• [AIM OF THE TASK]:
Every line in the listing should be set down again verbatim.

======

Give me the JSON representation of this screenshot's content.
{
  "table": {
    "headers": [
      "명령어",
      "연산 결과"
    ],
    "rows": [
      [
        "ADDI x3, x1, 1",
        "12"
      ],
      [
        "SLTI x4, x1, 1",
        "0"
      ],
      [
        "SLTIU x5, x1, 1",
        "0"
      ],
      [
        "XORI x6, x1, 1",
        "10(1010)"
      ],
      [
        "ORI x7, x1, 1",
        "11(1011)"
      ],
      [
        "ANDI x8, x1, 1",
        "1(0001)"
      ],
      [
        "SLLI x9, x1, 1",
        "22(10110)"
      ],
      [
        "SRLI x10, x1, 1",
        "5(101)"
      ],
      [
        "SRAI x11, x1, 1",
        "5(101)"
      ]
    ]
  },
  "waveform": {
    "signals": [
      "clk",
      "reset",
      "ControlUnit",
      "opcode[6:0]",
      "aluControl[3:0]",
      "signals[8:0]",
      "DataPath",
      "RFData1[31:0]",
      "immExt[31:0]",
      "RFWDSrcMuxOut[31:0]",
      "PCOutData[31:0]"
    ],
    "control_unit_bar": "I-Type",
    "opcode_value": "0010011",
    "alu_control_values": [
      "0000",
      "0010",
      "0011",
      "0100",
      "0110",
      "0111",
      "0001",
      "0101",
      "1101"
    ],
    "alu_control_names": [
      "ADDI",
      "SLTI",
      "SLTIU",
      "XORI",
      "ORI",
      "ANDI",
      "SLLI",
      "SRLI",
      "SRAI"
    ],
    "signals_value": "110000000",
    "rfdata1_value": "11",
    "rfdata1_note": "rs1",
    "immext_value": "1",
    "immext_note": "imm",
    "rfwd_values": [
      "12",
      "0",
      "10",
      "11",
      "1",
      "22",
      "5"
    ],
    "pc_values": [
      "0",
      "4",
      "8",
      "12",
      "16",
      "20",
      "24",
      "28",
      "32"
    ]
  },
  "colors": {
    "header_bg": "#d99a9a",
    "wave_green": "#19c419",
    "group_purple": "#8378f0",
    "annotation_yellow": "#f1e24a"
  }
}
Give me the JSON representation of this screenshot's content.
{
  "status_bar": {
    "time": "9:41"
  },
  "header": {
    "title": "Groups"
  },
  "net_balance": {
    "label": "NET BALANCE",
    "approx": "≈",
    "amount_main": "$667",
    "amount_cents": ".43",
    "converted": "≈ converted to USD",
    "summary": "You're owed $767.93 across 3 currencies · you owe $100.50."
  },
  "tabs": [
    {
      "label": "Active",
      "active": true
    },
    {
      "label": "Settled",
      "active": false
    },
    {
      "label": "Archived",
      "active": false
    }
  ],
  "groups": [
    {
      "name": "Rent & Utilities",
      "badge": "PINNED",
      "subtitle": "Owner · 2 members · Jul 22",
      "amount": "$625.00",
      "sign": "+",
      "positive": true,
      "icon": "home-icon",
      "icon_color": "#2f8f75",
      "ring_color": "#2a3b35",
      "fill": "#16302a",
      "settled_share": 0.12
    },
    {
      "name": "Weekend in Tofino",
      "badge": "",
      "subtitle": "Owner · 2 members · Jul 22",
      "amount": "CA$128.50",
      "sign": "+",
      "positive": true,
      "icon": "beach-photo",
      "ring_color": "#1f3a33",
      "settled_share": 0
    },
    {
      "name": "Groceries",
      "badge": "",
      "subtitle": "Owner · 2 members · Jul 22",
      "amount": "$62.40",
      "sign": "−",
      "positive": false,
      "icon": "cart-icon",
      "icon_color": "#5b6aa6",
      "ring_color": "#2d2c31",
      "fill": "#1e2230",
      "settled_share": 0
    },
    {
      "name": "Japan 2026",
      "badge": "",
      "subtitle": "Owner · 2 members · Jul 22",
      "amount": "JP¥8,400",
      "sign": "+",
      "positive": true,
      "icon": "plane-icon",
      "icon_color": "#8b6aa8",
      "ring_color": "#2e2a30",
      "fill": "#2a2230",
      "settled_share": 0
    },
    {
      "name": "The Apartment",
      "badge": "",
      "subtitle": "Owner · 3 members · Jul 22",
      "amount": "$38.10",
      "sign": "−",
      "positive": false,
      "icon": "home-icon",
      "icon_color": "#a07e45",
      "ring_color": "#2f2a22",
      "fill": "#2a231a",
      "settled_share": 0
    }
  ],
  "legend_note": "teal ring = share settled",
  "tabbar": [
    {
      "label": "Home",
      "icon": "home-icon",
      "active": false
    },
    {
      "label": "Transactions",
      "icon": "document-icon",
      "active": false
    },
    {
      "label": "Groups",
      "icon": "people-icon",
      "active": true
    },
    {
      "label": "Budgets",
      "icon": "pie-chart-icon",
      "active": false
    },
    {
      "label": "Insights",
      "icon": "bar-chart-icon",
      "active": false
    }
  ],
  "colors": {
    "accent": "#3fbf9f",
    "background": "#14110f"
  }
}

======

• [SOLUTION TO THE PROBLEM]:
Give me the JSON representation of this screenshot's content.
{
  "table": {
    "headers": [
      "명령어",
      "연산 결과"
    ],
    "rows": [
      [
        "ADDI x3, x1, 1",
        "12"
      ],
      [
        "SLTI x4, x1, 1",
        "0"
      ],
      [
        "SLTIU x5, x1, 1",
        "0"
      ],
      [
        "XORI x6, x1, 1",
        "10(1010)"
      ],
      [
        "ORI x7, x1, 1",
        "11(1011)"
      ],
      [
        "ANDI x8, x1, 1",
        "1(0001)"
      ],
      [
        "SLLI x9, x1, 1",
        "22(10110)"
      ],
      [
        "SRLI x10, x1, 1",
        "5(101)"
      ],
      [
        "SRAI x11, x1, 1",
        "5(101)"
      ]
    ]
  },
  "waveform": {
    "signals": [
      "clk",
      "reset",
      "ControlUnit",
      "opcode[6:0]",
      "aluControl[3:0]",
      "signals[8:0]",
      "DataPath",
      "RFData1[31:0]",
      "immExt[31:0]",
      "RFWDSrcMuxOut[31:0]",
      "PCOutData[31:0]"
    ],
    "control_unit_bar": "I-Type",
    "opcode_value": "0010011",
    "alu_control_values": [
      "0000",
      "0010",
      "0011",
      "0100",
      "0110",
      "0111",
      "0001",
      "0101",
      "1101"
    ],
    "alu_control_names": [
      "ADDI",
      "SLTI",
      "SLTIU",
      "XORI",
      "ORI",
      "ANDI",
      "SLLI",
      "SRLI",
      "SRAI"
    ],
    "signals_value": "110000000",
    "rfdata1_value": "11",
    "rfdata1_note": "rs1",
    "immext_value": "1",
    "immext_note": "imm",
    "rfwd_values": [
      "12",
      "0",
      "10",
      "11",
      "1",
      "22",
      "5"
    ],
    "pc_values": [
      "0",
      "4",
      "8",
      "12",
      "16",
      "20",
      "24",
      "28",
      "32"
    ]
  },
  "colors": {
    "header_bg": "#d99a9a",
    "wave_green": "#19c419",
    "group_purple": "#8378f0",
    "annotation_yellow": "#f1e24a"
  }
}
Give me the JSON representation of this screenshot's content.
{
  "status_bar": {
    "time": "9:41"
  },
  "header": {
    "title": "Groups"
  },
  "net_balance": {
    "label": "NET BALANCE",
    "approx": "≈",
    "amount_main": "$667",
    "amount_cents": ".43",
    "converted": "≈ converted to USD",
    "summary": "You're owed $767.93 across 3 currencies · you owe $100.50."
  },
  "tabs": [
    {
      "label": "Active",
      "active": true
    },
    {
      "label": "Settled",
      "active": false
    },
    {
      "label": "Archived",
      "active": false
    }
  ],
  "groups": [
    {
      "name": "Rent & Utilities",
      "badge": "PINNED",
      "subtitle": "Owner · 2 members · Jul 22",
      "amount": "$625.00",
      "sign": "+",
      "positive": true,
      "icon": "home-icon",
      "icon_color": "#2f8f75",
      "ring_color": "#2a3b35",
      "fill": "#16302a",
      "settled_share": 0.12
    },
    {
      "name": "Weekend in Tofino",
      "badge": "",
      "subtitle": "Owner · 2 members · Jul 22",
      "amount": "CA$128.50",
      "sign": "+",
      "positive": true,
      "icon": "beach-photo",
      "ring_color": "#1f3a33",
      "settled_share": 0
    },
    {
      "name": "Groceries",
      "badge": "",
      "subtitle": "Owner · 2 members · Jul 22",
      "amount": "$62.40",
      "sign": "−",
      "positive": false,
      "icon": "cart-icon",
      "icon_color": "#5b6aa6",
      "ring_color": "#2d2c31",
      "fill": "#1e2230",
      "settled_share": 0
    },
    {
      "name": "Japan 2026",
      "badge": "",
      "subtitle": "Owner · 2 members · Jul 22",
      "amount": "JP¥8,400",
      "sign": "+",
      "positive": true,
      "icon": "plane-icon",
      "icon_color": "#8b6aa8",
      "ring_color": "#2e2a30",
      "fill": "#2a2230",
      "settled_share": 0
    },
    {
      "name": "The Apartment",
      "badge": "",
      "subtitle": "Owner · 3 members · Jul 22",
      "amount": "$38.10",
      "sign": "−",
      "positive": false,
      "icon": "home-icon",
      "icon_color": "#a07e45",
      "ring_color": "#2f2a22",
      "fill": "#2a231a",
      "settled_share": 0
    }
  ],
  "legend_note": "teal ring = share settled",
  "tabbar": [
    {
      "label": "Home",
      "icon": "home-icon",
      "active": false
    },
    {
      "label": "Transactions",
      "icon": "document-icon",
      "active": false
    },
    {
      "label": "Groups",
      "icon": "people-icon",
      "active": true
    },
    {
      "label": "Budgets",
      "icon": "pie-chart-icon",
      "active": false
    },
    {
      "label": "Insights",
      "icon": "bar-chart-icon",
      "active": false
    }
  ],
  "colors": {
    "accent": "#3fbf9f",
    "background": "#14110f"
  }
}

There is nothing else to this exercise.